## What to do
Make an exact copy of the records, omitting all images.

## Data excerpts
────────────────
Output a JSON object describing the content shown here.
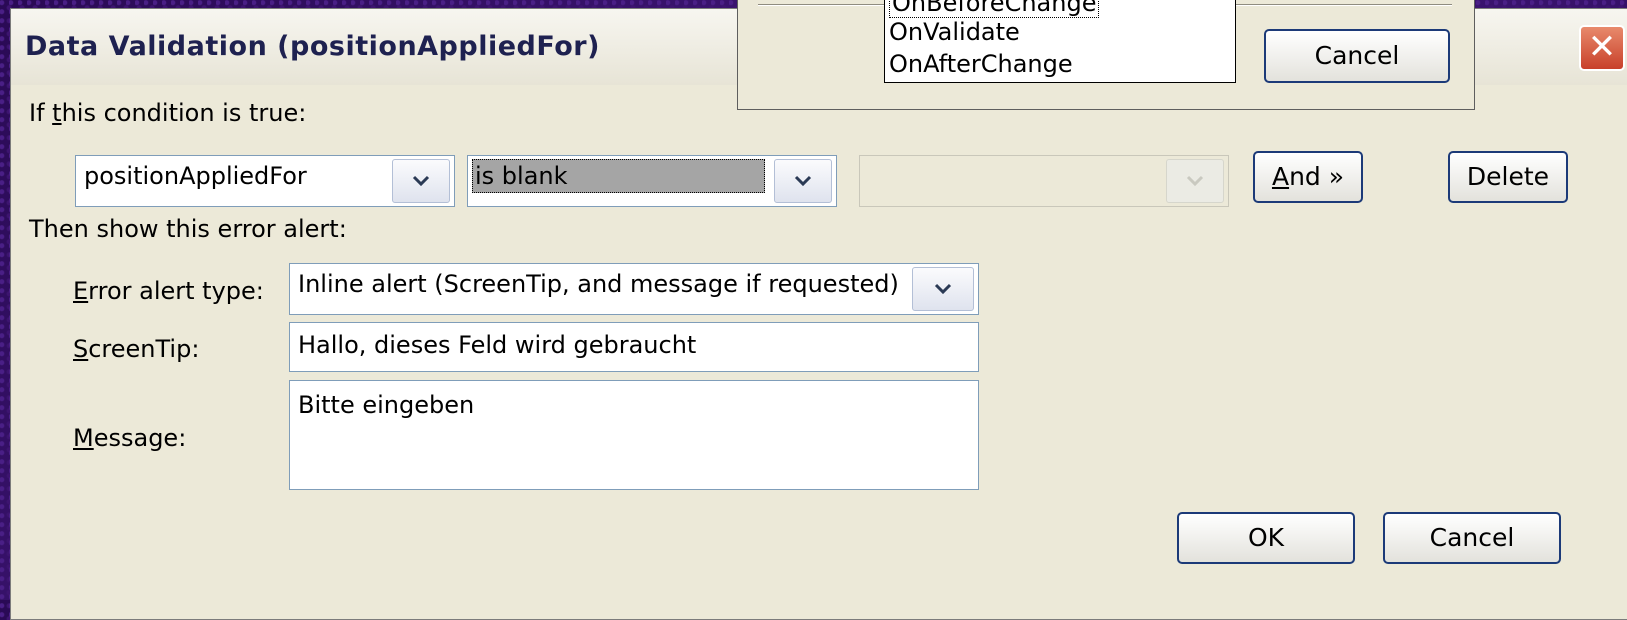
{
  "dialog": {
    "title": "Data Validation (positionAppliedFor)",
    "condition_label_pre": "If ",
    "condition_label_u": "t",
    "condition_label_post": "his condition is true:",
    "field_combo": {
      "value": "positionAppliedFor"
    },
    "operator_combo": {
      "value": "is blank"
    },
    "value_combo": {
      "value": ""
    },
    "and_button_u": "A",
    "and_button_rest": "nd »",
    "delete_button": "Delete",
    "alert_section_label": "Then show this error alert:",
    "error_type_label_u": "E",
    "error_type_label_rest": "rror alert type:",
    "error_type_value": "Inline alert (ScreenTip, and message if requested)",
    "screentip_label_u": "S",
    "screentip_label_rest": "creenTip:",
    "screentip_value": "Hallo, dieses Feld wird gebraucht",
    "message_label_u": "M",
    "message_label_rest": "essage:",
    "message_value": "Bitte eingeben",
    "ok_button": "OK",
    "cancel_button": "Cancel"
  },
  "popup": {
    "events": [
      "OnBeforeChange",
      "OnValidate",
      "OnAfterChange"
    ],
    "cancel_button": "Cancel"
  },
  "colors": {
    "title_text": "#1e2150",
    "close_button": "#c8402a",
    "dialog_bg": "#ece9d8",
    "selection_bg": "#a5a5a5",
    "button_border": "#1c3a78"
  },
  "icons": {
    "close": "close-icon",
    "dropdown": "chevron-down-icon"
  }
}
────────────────
## Answer box
Output a JSON object describing the content shown here.
{
  "dialog": {
    "title": "Data Validation (positionAppliedFor)",
    "condition_label_pre": "If ",
    "condition_label_u": "t",
    "condition_label_post": "his condition is true:",
    "field_combo": {
      "value": "positionAppliedFor"
    },
    "operator_combo": {
      "value": "is blank"
    },
    "value_combo": {
      "value": ""
    },
    "and_button_u": "A",
    "and_button_rest": "nd »",
    "delete_button": "Delete",
    "alert_section_label": "Then show this error alert:",
    "error_type_label_u": "E",
    "error_type_label_rest": "rror alert type:",
    "error_type_value": "Inline alert (ScreenTip, and message if requested)",
    "screentip_label_u": "S",
    "screentip_label_rest": "creenTip:",
    "screentip_value": "Hallo, dieses Feld wird gebraucht",
    "message_label_u": "M",
    "message_label_rest": "essage:",
    "message_value": "Bitte eingeben",
    "ok_button": "OK",
    "cancel_button": "Cancel"
  },
  "popup": {
    "events": [
      "OnBeforeChange",
      "OnValidate",
      "OnAfterChange"
    ],
    "cancel_button": "Cancel"
  },
  "colors": {
    "title_text": "#1e2150",
    "close_button": "#c8402a",
    "dialog_bg": "#ece9d8",
    "selection_bg": "#a5a5a5",
    "button_border": "#1c3a78"
  },
  "icons": {
    "close": "close-icon",
    "dropdown": "chevron-down-icon"
  }
}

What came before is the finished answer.